The Whigs and Tories were loose groupings rather than tightly disciplined
modern parties. Both parties’ names were originally C17 terms of abuse
associated with their supposed religious and rival royal loyalties.
By the early C19 the Tories had become associated with maintaining the sort
of government the king would like. This meant supporting the Anglican
Church and turning their face against change. In particular they associated
their rivals, the Whigs, with dangerous change and even support for the
French Revolution. After 1815 the Tories became associated with support for
the agricultural landed interest (abolition of income tax & support for the
Corn Laws). Tories made a virtue out of unswerving loyalty to principle and

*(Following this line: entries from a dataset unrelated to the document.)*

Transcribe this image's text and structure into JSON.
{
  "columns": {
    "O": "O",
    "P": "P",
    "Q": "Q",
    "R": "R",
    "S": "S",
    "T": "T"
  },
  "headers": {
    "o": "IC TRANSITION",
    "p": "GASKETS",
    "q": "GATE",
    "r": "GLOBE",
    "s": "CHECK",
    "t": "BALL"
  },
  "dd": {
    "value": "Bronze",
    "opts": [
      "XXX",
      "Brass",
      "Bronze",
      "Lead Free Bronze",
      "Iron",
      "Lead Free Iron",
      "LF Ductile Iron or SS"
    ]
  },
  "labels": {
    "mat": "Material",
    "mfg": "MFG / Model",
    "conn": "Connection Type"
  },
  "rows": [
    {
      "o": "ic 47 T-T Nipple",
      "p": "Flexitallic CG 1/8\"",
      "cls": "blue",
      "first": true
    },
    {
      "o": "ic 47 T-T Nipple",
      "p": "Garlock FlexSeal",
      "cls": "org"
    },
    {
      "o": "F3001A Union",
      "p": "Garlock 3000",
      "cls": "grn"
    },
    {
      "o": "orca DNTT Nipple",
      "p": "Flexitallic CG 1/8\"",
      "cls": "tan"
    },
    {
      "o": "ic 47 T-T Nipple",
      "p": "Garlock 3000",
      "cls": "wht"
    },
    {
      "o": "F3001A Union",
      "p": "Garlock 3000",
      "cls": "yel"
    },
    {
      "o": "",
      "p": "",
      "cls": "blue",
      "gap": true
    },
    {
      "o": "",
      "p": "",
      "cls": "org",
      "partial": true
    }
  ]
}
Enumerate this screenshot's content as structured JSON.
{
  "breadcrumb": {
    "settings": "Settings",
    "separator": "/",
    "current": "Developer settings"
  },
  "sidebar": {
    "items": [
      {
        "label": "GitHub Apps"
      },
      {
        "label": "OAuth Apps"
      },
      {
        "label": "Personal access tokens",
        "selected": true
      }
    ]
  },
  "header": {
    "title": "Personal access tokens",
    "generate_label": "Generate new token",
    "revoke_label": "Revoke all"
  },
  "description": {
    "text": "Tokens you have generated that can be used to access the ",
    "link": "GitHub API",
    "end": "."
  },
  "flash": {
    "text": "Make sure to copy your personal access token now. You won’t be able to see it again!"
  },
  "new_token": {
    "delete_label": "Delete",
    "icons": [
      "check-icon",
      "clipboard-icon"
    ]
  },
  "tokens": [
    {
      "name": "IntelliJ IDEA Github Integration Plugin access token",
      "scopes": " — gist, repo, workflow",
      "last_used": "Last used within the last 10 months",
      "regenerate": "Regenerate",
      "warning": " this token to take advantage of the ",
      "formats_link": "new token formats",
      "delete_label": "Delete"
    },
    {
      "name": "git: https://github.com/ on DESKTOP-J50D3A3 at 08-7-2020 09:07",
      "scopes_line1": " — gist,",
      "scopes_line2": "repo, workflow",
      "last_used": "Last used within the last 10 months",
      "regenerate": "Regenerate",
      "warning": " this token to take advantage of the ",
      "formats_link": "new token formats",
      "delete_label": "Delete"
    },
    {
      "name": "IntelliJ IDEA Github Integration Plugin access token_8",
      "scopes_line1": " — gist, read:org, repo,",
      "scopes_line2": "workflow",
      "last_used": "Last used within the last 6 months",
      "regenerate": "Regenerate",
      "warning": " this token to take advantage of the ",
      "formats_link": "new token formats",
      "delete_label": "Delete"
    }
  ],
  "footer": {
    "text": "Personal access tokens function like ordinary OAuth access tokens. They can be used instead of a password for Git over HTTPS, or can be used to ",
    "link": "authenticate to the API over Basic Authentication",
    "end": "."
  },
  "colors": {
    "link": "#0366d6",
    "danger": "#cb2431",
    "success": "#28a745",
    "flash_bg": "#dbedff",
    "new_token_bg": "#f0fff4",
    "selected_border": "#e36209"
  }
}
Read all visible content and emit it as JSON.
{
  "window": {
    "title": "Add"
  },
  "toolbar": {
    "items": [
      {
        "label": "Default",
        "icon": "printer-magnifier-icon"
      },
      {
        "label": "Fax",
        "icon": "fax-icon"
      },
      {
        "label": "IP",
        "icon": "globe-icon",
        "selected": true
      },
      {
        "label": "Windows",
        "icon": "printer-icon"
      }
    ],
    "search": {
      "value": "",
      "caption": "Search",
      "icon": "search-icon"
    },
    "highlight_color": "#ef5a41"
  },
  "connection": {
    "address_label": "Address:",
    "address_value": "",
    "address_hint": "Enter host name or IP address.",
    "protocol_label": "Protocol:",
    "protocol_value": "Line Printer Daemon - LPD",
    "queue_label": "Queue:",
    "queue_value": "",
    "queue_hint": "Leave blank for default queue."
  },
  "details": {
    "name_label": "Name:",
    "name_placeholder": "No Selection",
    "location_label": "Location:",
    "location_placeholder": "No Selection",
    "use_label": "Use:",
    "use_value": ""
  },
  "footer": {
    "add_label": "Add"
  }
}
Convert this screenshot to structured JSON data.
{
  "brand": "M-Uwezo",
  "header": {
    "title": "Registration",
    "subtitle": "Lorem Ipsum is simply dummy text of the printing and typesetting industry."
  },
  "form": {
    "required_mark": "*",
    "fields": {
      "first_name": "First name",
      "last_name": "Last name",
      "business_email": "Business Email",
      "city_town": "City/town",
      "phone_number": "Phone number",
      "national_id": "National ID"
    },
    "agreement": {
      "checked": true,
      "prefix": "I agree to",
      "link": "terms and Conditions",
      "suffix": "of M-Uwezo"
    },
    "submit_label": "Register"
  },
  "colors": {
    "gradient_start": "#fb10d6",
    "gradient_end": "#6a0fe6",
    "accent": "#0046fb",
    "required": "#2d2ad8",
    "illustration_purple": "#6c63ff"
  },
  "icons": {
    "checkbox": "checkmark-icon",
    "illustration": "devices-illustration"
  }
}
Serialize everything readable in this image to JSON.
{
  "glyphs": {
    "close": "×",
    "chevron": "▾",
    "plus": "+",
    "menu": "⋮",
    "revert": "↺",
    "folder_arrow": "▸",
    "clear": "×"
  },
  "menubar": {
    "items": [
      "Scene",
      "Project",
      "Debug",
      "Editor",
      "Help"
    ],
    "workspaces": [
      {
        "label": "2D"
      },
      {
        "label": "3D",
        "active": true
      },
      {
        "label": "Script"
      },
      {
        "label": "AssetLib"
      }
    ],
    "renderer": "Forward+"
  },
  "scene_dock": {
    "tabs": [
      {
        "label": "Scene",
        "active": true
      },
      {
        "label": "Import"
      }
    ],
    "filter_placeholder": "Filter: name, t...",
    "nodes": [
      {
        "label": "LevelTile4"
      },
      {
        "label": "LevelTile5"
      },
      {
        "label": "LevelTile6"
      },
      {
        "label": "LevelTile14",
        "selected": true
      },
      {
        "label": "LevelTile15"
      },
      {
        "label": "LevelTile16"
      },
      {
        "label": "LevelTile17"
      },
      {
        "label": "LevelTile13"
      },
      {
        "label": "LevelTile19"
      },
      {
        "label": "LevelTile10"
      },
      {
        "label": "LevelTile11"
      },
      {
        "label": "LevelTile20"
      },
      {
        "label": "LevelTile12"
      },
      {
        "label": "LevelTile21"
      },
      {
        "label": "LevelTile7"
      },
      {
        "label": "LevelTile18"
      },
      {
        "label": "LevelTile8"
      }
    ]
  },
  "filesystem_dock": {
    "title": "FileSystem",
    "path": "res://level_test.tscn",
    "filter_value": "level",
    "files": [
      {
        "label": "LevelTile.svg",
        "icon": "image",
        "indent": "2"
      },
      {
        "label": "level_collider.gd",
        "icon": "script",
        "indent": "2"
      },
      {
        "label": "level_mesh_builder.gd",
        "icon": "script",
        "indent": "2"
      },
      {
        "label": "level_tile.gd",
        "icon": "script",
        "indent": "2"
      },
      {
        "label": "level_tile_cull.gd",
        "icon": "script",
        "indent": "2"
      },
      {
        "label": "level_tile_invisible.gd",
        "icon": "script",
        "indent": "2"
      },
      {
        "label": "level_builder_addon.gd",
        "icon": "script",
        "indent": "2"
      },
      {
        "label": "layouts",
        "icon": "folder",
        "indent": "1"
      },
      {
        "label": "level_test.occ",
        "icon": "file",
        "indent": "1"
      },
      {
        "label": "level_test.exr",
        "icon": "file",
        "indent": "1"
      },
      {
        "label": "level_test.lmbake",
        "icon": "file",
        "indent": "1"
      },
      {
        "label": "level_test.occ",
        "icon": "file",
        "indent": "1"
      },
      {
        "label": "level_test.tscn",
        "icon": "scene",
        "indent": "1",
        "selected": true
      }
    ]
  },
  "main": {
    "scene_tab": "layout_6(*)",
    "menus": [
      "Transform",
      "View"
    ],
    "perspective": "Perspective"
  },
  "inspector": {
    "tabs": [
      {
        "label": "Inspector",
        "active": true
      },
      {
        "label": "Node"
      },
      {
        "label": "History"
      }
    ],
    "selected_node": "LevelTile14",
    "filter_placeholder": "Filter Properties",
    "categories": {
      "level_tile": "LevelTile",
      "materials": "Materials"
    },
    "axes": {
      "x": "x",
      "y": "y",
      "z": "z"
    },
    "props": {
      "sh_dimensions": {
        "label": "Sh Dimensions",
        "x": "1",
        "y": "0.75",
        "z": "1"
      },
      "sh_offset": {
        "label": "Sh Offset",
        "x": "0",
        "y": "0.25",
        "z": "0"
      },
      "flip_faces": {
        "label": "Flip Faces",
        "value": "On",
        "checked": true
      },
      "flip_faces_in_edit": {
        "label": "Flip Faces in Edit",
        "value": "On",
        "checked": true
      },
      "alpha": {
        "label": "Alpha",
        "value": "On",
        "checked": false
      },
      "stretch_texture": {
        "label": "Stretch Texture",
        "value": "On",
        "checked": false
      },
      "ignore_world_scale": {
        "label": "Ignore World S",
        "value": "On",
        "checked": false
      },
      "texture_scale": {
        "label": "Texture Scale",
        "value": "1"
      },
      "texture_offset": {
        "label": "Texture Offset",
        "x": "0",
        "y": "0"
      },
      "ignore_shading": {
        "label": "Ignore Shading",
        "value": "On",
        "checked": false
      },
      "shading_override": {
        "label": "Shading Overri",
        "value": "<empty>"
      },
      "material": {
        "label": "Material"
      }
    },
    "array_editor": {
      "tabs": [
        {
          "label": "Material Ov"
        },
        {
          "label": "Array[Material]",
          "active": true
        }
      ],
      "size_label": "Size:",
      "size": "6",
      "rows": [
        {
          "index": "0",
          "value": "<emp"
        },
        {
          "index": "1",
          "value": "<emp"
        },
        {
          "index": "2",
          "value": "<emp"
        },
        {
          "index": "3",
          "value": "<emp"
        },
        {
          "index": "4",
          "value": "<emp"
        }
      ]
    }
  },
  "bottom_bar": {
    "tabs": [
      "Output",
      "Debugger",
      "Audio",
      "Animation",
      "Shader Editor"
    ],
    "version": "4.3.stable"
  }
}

someone such as Peel was increasingly looked at with suspicion due to his
pragmatism and his empathy with the changes of the industrial revolution.
Tories were normally loyal, traditional and stubborn, believing change would
be seen as weakness.
The Whigs suffered from over-enthusiastic support for the French Revolution
in its early days, they were more flexible and open to change. They spent
nearly all of the first 30 years of the C19 in opposition whereas the Tories
could claim to be the architects of victory in the Napoleonic Wars. Many
accepted industrialisation as a reality and were more willing to adapt even if
only to prevent more drastic change (or revolution) later (Contrast the two
parties attitude to the Great Reform Bill). If the Tories supported the
Anglican interest, the Whigs were sympathetic to Protestant nonconformity.
Although the Whigs were not as exclusively associated with the agricultural
interest as the Tories, the nucleus of the party were the Whig grandees
whose land-holding and network of influence eclipsed that of the Tories who
were generally the smaller country gentleman or squires. The Whigs were a
far broader party than the Tories, they had a wider range of views (including
radical ones) and whilst they shared many beliefs with the Tories they were
much more flexible. In the 1860s the Whigs (and radicals) came together
with the Peelites to form the Liberals.
Peel with his more flexible industrial background announced his acceptance
of moderate change – including the 1832 Reform Act –with the Tamworth
Manifesto of 1834. This was to restore the fortunes of the Tory party; his
type of Tory became known as Conservatives or Liberal Tories. In due course
the more old-fashioned less flexible type of Tory also became known as
Conservatives and kept the name after Peel’s fall in 1846. Peel’s followers,
the Peelites, were eventually to form one of the strands of Liberalism with
their old enemies the Whigs and their sometime allies the radicals.